Karma vs testing framework Jasmine, Mocha, QUnit [closed]

Karma vs testing framework Jasmine, Mocha, QUnit [closed]

Few questions:

How Karma and testing framework X (Jasmine, Mocha, QUnit) relate to each other?
What is the equivalent framework at Java world? I assume Jasmine, Mocha, QUnit equal to jUnit/TestNG. How about Karma?
Can I run testing framework X (e.g. Jasmine) without Karma?
Is Karma for unit test or integration/e2e test? This reference shows is for unit test, however this said is for e2e test.

Solutions/Answers:

Solution 1:

Karma is a browser test runner.

The idea is that browsers do not have natively a concept of loading tests files, running them, and reporting results.
What karma does is (roughly) :

  • starting a small web server to serve “client-side” javascript files to be tested (1)
  • also serve the “client-side” javascript files with the tests (or Specs, as they’re often called) (2)
  • serve a custom web page that will run javascript code for the tests (3)
  • start a browser to load this page (4)
  • report the results of the test to the server (5)
  • karma can then again report the results to text files, the console, anything your CI server likes, etc…
Related:  IE Issue: Submitting form to an iframe using javascript

Looking at each part :

(1) Those files will be your actual js files ; you will tell karma how to load them. If you use requirejs, there is a karma plugin, and some config is needed.

(2) Those tests can be written in a variety of Javascript testing framework (Jasmine, QUnit, Mocha) ; this is JS code that is run in the browser.

(3) The custom web page will be a bit different for each testing framework ; this is why karma has plugins for different frameworks.

(4) Karma can launch the page in many browsers (FF, Chrome, or headless browsers like PhantomJs.)

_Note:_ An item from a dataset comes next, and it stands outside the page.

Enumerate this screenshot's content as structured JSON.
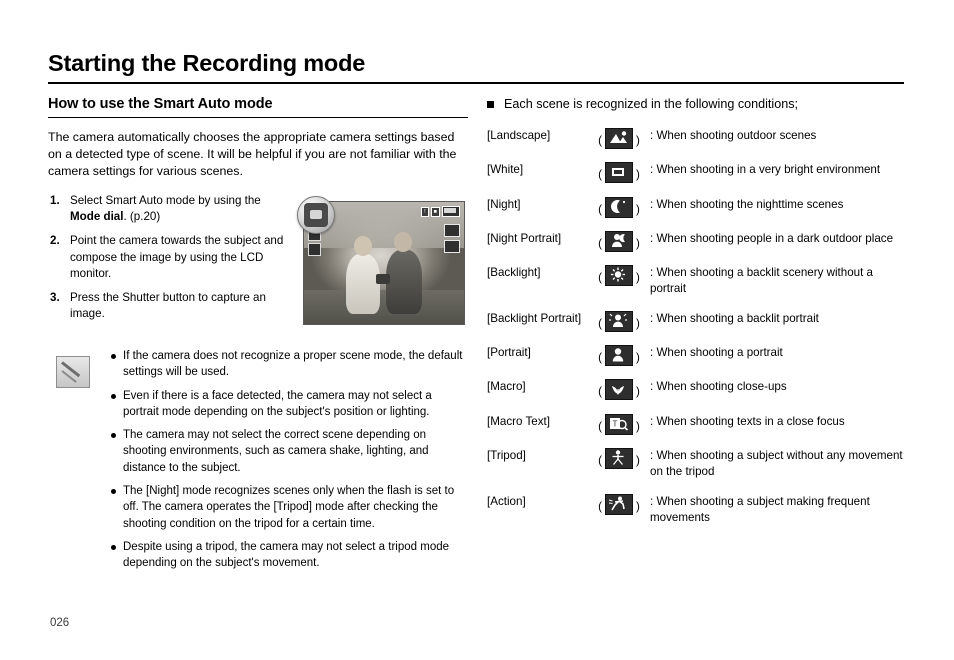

(5) Reporting to karma is, again, framework-dependant, and dealt with karma plugins.

So to answer your questions :

  • in Java, most people use JUnit which is both a framework to write tests and run them, but does not have the problem of differentiating the environment in which tests are run and the one in which test reports are aggregated ; karma would be the missing piece between a JUnit Suite and a JUnit TestRunner
  • Yes, you can do everything that karma does “by hand” – pick one framework (jasmine, qunit, mocha) and follow instructions. The advantage of karma is that it provide a solution out-of-the-box, if you’re in a standard setup.
  • Karma can be used for both unit test (with jasmine / qunit / whatever) and integration tests (which will use another API, like webdriver, to drive the browser)
Related:  Pass arguments with page.evaluate

Solution 2:

One shorter way to understand the difference:

People testing with plain Jasmine / Mocha most likely are running all the code with the Node virtual machine.

Adding Karma to the mix (on top of your existing framework of choice) will run your test suite with the engine of other browsers.

By doing this you get the little extras you get with a browser environment. It will be easier to test DOM related code, but you will also be giving up to the extra resources given by the Node engine (like filesystem / shell access)

Solution 3:

The thesis of the guy who designed Karma was very informative in describing existing solutions and comparing them, and of course describing Karma itself

https://github.com/karma-runner/karma/blob/master/thesis.pdf

Summary: Karma is a test runner. It can be used by QUnit, Jasmine, Mocha, … Karma has advantages to other test runners to improve your TDD/BDD development cycle. It “watches” files, so when you save a change, Karma runs tests and reports back instantly, no switching context to Web Browser to run the test.

Related:  How can I view network requests (for debugging) in React Native?

In short, perhaps question should be Karma AND Jasmine or Mocha or QUnit?